This is the boat that took the body of the King up the Nile river to his final resting spot. What’s amazing about this boat is that it’s made of wood — wood that still survived after thousands of years! Grace says, that’s like finding actual food that was eaten back then. Wood is one of those things that generally doesn’t survive thousands of years. I guess I shouldn’t be that surprised — after all, this is the country that’s home to the ancient mummies…. we’ll get to that, later.
Another Pyramids View
In Giza there are 3 pyramids of the Kings and 6 pyramids of the Queens. There are many, many more throughout the country. This is a viewing point in Giza. At this point, I was still amazed to be where I was and to have covered so much ground so far on this crazy trip.
This is a view of the Sphinx, which is located on the other side of the Great Pyramid — like a guard dog of sorts, protecting the Pharoah in his afterlife, at his eternal resting spot.
This restaurant was incredible. Andrea’s restaurant, not far from Giza. Yum! Amazing.

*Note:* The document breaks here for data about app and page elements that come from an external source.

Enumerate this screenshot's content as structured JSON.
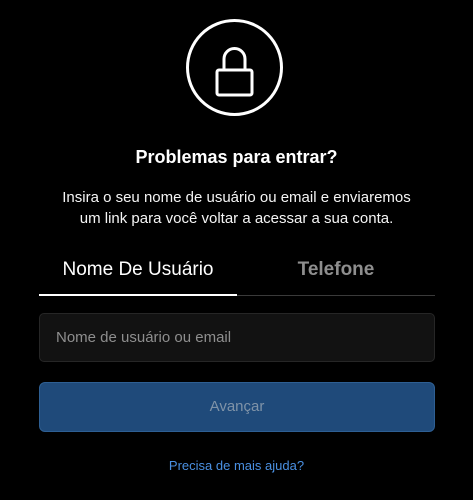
{
  "icon": "lock-icon",
  "title": "Problemas para entrar?",
  "description": "Insira o seu nome de usuário ou email e enviaremos um link para você voltar a acessar a sua conta.",
  "tabs": [
    {
      "label": "Nome De Usuário",
      "active": true
    },
    {
      "label": "Telefone",
      "active": false
    }
  ],
  "login_field": {
    "value": "",
    "placeholder": "Nome de usuário ou email"
  },
  "next_button": {
    "label": "Avançar",
    "enabled": false
  },
  "help_link": "Precisa de mais ajuda?",
  "colors": {
    "background": "#000000",
    "button": "#1f4a7a",
    "link": "#4a90e2"
  }
}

A private moment to blog and wrap up my thoughts of the past couple of days.